By using a software like Budget Maestro, CFOs can have a pretty good idea of what the financial health of the company is going to look like.  A CFO can perform his or her job with peak performance when relying on intelligent data in real time.  Not relying on analytics can be a costly mistake. Luckily, there is a new technology available that can change all that.

Closing the Books Faster

How an organization can benefit from a quicker period close process

There is an article on the site titled: “Five steps to closing the books faster”, by Hyoun Park of DataHive Consulting.  Here, the author lists five steps that the finance department in conjunction with the accounting department can take in order to close an accounting period (e.g., month, quarter) quicker.

Closing accounting periods faster has been a popular discussion topic in recent years for several good reasons and is evidenced by company managements, lenders, shareholders, external auditors and other entities insisting on having financial results sooner.

In recent years, many publically traded companies had the filing deadlines of their annual and interim reports shortened.  For example, accelerated filers (generally larger companies) must file an annual report within 75 days of their fiscal year end, yet large accelerated filers only have 60 days to complete this filing (FORM 10-K).  Similarly, quarterly reports are only given 45 and 40 days from quarter end for the type of filers described above respectively.
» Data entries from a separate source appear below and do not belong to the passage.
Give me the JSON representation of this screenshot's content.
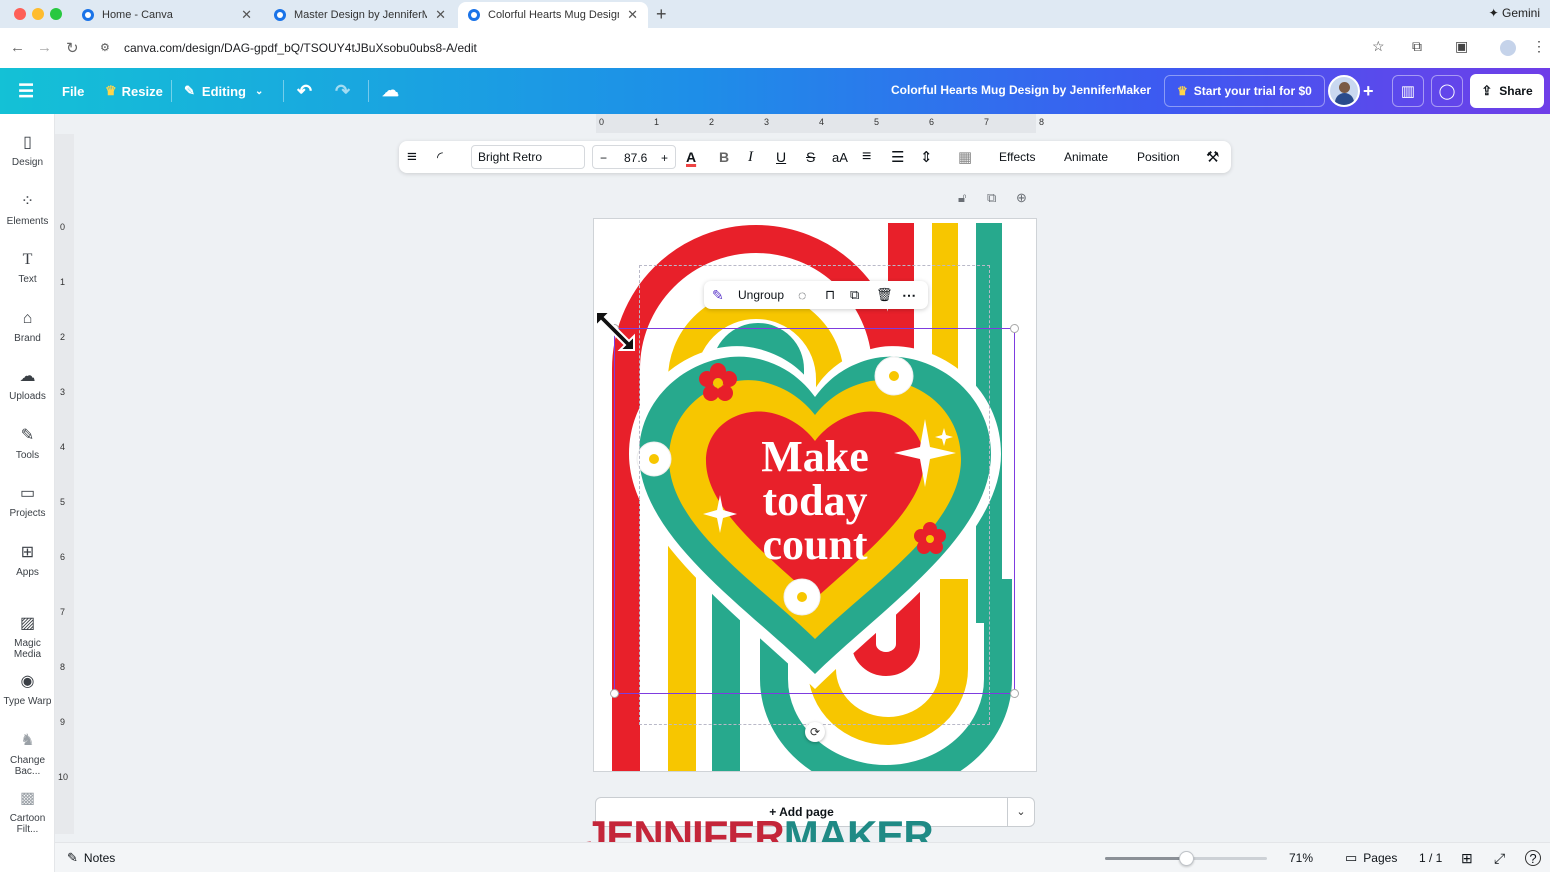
{
  "browser": {
    "tabs": [
      {
        "title": "Home - Canva",
        "active": false
      },
      {
        "title": "Master Design by JenniferMa",
        "active": false
      },
      {
        "title": "Colorful Hearts Mug Design b",
        "active": true
      }
    ],
    "url": "canva.com/design/DAG-gpdf_bQ/TSOUY4tJBuXsobu0ubs8-A/edit",
    "gemini_label": "Gemini"
  },
  "header": {
    "file_label": "File",
    "resize_label": "Resize",
    "editing_label": "Editing",
    "design_title": "Colorful Hearts Mug Design by JenniferMaker",
    "trial_label": "Start your trial for $0",
    "share_label": "Share"
  },
  "sidebar": {
    "items": [
      {
        "label": "Design",
        "icon": "layout-icon"
      },
      {
        "label": "Elements",
        "icon": "shapes-icon"
      },
      {
        "label": "Text",
        "icon": "text-icon"
      },
      {
        "label": "Brand",
        "icon": "brand-icon"
      },
      {
        "label": "Uploads",
        "icon": "cloud-upload-icon"
      },
      {
        "label": "Tools",
        "icon": "pen-icon"
      },
      {
        "label": "Projects",
        "icon": "folder-icon"
      },
      {
        "label": "Apps",
        "icon": "apps-icon"
      },
      {
        "label": "Magic Media",
        "icon": "magic-media-icon"
      },
      {
        "label": "Type Warp",
        "icon": "type-warp-icon"
      },
      {
        "label": "Change Bac...",
        "icon": "change-background-icon"
      },
      {
        "label": "Cartoon Filt...",
        "icon": "cartoon-filter-icon"
      }
    ]
  },
  "rulers": {
    "top_labels": [
      "0",
      "1",
      "2",
      "3",
      "4",
      "5",
      "6",
      "7",
      "8"
    ],
    "left_labels": [
      "0",
      "1",
      "2",
      "3",
      "4",
      "5",
      "6",
      "7",
      "8",
      "9",
      "10"
    ]
  },
  "toolbar": {
    "font_name": "Bright Retro",
    "font_size": "87.6",
    "decrease_label": "−",
    "increase_label": "+",
    "effects_label": "Effects",
    "animate_label": "Animate",
    "position_label": "Position",
    "case_label": "aA"
  },
  "context_menu": {
    "ungroup_label": "Ungroup"
  },
  "design": {
    "text_lines": [
      "Make",
      "today",
      "count"
    ],
    "colors": {
      "red": "#e8202a",
      "yellow": "#f7c600",
      "teal": "#27a98d",
      "white": "#ffffff"
    }
  },
  "add_page_label": "+ Add page",
  "watermark": {
    "part1": "JENNIFER",
    "part2": "MAKER"
  },
  "bottom": {
    "notes_label": "Notes",
    "zoom_label": "71%",
    "zoom_level": 0.5,
    "pages_label": "Pages",
    "page_count": "1 / 1"
  }
}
This means that there is less time to perform an annual audit and quarterly reviews.  Other compliance activities, such as auditing of certain internal controls must be performed usually in conjunction with close activities and perhaps overlapping the external auditor’s work.

Non-SEC filers, like privately held companies and not-for-profit organizations, also are striving to shorten the close period.  Those who undergo an annual audit of their financial statements and quarterly reviews by an external auditor must be able to have all pertinent financial data and internally prepared financial statements ready for review or audit.

Although currently much less common, some financial and accounting systems make it easier to perform transactions in a new period when the previous period is closed.  Errors of posting to a previous, still open period, can be prevented, or at least minimized if the previous period only stays open for a short period of time.

In addition to the above-mentioned benefit examples there are other benefits and incentives to shorten the close process.  Among them:
1)    Management can receive and review financial statements sooner.
2)    Consolidations of financial statements, including inter-company eliminations can start earlier in the cycle, have better review and execution of internal controls over this process, and result in lower likelihood of misstatements.
3)    There is more time to review the financial data and prepare more complete and accurate financial statements with proper disclosures and footnotes.
4)    Less overall time and effort is spent by the accounting and finance departments each accounting period with a more streamlined process.

Then there is the benefit of having final, actual accounting data available to the finance group using planning software for analysis against an approved budget and periodic re-forecasts.  The quicker this data is available for analysis the quicker managements can review it and make timely and informed decisions.

Companies that use planning and budgeting solutions with integrated financial statements (including a complete and accurate Balance Sheet and Statement of Cash Flows) can benefit from having good insight into the future financial health of their organizations by comparing the forecasted statements with their actual counterparts, as soon as the accounting period is closed.

Closing the books faster can be a challenge for many organizations, however, the benefits are significant and with proper planning and discipline this is becoming a new norm, as many organizations have demonstrated in recent years.